Green Salamander

While the City of Norton is famous for being home to the fabled Woodbooger, the City is also home to another creature, one lesser-known than the Woodbooger but just as fascinating. The Green Salamander (Aneides aeneus) can be found in and around the city’s property on High Knob and is one of the most interesting and unique salamanders in Southwest Virginia. While Wise County and the City of Norton have upwards of 20 salamander species within their borders – making this one of the planet’s highest concentrations of salamander diversity – the Green Salamander is the only species in Virginia that is “arboreal,” meaning that it climbs trees. During summer months, these creatures ascend high into the forest canopy, where their bright green color helps to blend in with leaves and lichens. Unique, suction cup-like toe tips help Green Salamanders climb to heights well above the other species found in our area.

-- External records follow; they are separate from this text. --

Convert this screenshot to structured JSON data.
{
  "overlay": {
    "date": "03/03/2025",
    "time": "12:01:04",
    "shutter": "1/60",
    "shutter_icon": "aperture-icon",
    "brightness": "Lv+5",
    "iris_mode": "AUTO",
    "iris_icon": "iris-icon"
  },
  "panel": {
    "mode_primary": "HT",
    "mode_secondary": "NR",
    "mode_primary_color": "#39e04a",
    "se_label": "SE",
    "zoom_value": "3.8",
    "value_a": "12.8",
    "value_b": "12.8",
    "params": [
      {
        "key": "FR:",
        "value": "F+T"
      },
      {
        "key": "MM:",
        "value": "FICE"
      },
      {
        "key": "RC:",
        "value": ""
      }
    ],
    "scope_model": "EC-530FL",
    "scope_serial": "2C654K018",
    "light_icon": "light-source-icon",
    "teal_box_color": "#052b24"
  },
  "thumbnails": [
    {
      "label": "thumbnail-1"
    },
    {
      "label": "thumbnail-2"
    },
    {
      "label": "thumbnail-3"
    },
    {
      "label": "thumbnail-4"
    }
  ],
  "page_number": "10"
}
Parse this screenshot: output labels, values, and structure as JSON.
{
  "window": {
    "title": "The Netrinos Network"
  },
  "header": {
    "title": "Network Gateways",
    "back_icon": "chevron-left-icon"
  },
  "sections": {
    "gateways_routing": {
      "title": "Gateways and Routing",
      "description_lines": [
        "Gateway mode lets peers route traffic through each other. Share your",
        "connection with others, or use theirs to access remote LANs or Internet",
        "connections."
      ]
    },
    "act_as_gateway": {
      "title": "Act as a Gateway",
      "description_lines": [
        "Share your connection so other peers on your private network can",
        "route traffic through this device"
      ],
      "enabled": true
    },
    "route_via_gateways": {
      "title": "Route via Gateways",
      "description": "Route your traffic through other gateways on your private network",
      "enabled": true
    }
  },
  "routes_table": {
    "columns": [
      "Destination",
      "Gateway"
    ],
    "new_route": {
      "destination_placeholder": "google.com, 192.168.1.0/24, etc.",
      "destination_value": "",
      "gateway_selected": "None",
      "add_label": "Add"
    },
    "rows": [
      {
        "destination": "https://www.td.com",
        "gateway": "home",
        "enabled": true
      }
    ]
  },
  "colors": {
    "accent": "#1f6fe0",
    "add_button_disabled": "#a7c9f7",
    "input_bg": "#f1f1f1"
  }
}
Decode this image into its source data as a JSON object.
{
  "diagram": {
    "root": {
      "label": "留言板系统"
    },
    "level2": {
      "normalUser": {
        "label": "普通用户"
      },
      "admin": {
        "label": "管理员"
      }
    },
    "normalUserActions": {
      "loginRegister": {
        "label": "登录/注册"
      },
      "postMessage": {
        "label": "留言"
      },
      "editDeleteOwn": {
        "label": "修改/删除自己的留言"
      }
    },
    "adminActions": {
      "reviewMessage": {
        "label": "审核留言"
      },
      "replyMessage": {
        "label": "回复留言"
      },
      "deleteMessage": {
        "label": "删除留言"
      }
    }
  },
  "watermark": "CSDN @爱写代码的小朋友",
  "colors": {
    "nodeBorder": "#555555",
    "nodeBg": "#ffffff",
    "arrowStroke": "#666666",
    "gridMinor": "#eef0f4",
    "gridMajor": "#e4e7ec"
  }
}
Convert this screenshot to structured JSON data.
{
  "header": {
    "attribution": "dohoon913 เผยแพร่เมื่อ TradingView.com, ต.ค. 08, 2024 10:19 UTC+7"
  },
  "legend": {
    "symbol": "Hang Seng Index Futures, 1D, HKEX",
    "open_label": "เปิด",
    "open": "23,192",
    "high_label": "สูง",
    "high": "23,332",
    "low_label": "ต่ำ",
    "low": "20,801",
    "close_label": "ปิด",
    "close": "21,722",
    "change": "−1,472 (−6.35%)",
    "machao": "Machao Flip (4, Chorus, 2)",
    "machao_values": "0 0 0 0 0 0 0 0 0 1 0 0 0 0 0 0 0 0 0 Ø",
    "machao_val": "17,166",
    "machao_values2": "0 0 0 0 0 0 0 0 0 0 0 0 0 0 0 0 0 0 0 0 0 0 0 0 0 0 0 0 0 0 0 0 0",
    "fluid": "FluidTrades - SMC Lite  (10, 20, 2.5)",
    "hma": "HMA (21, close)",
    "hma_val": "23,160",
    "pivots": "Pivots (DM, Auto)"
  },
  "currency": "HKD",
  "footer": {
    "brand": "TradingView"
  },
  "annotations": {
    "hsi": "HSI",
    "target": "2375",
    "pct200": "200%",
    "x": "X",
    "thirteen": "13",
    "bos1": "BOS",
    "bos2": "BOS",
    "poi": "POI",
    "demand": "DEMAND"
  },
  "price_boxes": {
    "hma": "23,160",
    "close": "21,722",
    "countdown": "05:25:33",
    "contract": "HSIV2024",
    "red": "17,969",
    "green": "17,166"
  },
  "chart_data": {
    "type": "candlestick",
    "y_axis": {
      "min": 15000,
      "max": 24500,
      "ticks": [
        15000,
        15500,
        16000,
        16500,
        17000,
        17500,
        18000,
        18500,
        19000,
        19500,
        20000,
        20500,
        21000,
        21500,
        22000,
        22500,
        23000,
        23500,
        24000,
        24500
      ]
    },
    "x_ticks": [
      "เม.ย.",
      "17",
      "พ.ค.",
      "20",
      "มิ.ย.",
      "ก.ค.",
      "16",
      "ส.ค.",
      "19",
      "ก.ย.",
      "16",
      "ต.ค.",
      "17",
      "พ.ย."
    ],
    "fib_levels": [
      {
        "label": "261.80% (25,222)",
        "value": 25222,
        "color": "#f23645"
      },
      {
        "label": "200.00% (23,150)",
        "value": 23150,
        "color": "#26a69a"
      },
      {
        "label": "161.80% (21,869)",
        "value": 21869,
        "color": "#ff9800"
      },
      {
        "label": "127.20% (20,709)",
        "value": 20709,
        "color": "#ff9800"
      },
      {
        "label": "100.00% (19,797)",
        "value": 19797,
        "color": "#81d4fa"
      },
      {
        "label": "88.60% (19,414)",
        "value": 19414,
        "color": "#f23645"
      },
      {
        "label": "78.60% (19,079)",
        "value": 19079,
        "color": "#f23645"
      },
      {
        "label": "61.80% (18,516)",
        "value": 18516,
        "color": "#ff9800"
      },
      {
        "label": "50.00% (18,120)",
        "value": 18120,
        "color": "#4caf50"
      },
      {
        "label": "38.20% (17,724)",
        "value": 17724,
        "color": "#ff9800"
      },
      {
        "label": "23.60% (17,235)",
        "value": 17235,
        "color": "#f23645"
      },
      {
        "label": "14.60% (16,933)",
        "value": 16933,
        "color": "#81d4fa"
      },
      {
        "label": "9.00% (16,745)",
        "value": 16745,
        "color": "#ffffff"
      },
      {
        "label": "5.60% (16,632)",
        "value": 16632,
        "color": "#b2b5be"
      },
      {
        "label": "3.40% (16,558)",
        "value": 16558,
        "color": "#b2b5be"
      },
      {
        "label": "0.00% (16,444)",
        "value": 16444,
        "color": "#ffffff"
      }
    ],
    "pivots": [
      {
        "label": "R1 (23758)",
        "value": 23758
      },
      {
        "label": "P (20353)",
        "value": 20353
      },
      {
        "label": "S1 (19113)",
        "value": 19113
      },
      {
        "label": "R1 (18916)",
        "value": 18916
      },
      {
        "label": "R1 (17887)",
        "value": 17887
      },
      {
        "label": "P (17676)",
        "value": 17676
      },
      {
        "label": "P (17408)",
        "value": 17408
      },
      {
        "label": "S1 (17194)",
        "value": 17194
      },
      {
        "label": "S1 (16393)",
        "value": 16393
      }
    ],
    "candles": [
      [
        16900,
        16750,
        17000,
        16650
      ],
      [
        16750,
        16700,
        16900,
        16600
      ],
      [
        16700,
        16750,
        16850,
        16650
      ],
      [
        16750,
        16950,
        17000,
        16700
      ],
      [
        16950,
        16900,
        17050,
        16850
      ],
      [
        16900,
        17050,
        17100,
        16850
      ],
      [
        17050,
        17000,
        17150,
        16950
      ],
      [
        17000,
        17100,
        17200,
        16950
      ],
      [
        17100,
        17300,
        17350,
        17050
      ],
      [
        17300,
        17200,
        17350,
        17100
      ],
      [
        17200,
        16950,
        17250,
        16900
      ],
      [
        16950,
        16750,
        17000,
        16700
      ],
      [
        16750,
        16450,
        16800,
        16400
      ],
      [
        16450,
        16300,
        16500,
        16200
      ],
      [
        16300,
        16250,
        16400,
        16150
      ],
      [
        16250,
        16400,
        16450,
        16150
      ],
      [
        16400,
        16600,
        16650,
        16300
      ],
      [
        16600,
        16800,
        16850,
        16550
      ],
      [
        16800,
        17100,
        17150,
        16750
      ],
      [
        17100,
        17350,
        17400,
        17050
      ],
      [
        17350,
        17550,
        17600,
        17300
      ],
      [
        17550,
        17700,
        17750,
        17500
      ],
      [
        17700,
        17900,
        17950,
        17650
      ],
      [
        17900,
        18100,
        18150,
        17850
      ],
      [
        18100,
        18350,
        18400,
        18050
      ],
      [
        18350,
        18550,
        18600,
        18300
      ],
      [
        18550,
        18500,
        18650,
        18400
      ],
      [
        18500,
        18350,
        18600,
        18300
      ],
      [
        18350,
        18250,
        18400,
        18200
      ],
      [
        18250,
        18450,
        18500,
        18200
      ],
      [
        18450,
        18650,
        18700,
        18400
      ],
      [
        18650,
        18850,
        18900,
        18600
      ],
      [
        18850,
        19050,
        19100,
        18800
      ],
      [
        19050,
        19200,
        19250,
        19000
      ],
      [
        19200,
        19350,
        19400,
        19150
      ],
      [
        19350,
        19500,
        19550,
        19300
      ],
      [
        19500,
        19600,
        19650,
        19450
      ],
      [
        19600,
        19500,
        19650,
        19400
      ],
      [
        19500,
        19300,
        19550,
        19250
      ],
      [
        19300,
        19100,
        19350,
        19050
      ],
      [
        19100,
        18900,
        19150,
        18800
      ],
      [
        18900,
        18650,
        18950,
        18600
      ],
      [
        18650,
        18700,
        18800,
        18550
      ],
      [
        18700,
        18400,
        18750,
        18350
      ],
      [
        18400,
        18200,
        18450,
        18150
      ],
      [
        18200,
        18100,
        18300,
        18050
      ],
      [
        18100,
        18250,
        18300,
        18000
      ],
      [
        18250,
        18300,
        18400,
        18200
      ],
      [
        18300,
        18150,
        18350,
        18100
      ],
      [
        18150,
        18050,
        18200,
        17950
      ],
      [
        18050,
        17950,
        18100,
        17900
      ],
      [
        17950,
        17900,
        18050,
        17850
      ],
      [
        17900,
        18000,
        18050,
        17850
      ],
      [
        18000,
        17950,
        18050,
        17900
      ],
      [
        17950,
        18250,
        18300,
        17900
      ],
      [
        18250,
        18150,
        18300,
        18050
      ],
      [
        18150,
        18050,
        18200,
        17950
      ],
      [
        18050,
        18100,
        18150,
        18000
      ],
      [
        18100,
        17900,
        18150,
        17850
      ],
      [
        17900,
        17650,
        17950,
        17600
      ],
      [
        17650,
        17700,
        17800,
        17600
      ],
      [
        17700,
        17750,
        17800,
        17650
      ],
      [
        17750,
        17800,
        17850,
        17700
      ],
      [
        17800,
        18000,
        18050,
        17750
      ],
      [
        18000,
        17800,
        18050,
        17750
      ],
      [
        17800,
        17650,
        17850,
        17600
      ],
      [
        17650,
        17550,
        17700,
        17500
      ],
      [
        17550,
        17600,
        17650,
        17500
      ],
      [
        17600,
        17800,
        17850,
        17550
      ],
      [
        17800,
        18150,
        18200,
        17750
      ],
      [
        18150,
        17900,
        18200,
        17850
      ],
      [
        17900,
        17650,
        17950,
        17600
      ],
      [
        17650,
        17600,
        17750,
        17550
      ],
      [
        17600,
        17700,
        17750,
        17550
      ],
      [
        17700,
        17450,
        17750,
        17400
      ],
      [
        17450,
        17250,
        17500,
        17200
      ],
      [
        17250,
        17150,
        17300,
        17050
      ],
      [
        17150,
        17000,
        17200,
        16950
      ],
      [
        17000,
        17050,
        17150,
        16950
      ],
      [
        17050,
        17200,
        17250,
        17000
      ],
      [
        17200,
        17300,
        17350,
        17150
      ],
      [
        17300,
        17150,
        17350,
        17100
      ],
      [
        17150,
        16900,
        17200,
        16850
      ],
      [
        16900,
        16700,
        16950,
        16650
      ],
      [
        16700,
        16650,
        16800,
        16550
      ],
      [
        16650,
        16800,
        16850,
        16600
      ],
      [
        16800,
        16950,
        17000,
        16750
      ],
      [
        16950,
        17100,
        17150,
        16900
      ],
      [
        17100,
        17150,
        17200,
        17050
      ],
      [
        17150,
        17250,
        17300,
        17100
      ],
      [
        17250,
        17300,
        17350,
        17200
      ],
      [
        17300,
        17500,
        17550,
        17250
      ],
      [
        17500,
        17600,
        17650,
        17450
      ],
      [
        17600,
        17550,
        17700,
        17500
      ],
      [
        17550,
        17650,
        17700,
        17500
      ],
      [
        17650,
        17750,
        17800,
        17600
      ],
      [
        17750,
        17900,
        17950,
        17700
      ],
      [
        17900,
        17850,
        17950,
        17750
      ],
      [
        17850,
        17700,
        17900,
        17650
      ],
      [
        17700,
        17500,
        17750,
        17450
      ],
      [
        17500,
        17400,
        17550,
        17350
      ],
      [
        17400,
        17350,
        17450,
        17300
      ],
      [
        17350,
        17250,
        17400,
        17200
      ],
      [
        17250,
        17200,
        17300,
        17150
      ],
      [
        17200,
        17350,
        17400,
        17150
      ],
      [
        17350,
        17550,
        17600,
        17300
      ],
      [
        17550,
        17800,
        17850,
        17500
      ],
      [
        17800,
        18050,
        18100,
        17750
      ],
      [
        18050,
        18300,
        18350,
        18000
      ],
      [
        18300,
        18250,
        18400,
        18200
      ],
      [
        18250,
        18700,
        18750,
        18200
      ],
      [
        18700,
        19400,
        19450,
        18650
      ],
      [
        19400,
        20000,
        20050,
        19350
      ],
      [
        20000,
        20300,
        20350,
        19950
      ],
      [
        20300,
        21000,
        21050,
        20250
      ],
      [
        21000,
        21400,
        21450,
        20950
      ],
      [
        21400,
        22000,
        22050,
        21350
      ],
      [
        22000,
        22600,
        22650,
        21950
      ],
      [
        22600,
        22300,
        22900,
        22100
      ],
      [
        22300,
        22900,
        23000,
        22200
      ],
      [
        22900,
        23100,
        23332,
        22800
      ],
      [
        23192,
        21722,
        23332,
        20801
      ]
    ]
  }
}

Like the Woodbooger,the Green Salamander is a rare creature that is sensitive to habitat disturbance – meaning that its presence in Norton is particularly special. As a result, the city has deemed the Flag Rock Recreation Area a Green Salamander Sanctuary, protecting these salamanders’ habitat. And like the city’s Woodbooger Sanctuary, this Green Salamander Sanctuary is one-of-a-kind – the only town or city property given special designation for this species in the country. This species is so special, in fact, that researchers from the University of Virginia’s College at Wise and elsewhere visit Norton just to learn more about this unique species.

Green Salamanders are abundant on the mountain above Norton, so chances are high you may stumble across one during a visit above the city. If you do, consider yourself lucky: Green Salamanders are a species that not even many trained herpetologists get to see. If you run across a Green Salamander’s path, simply enjoy it at a distance without handling it or otherwise disturbing it in any way. Salamanders can be harmed by chemicals on humans’ skin and may not respond well to being handled, and Green Salamanders in particular do not cope well with captivity and need the unique mix of environmental conditions on High Knob to survive. It’s fine to take pictures without disturbing the animal, though, and then simply let it go on its way.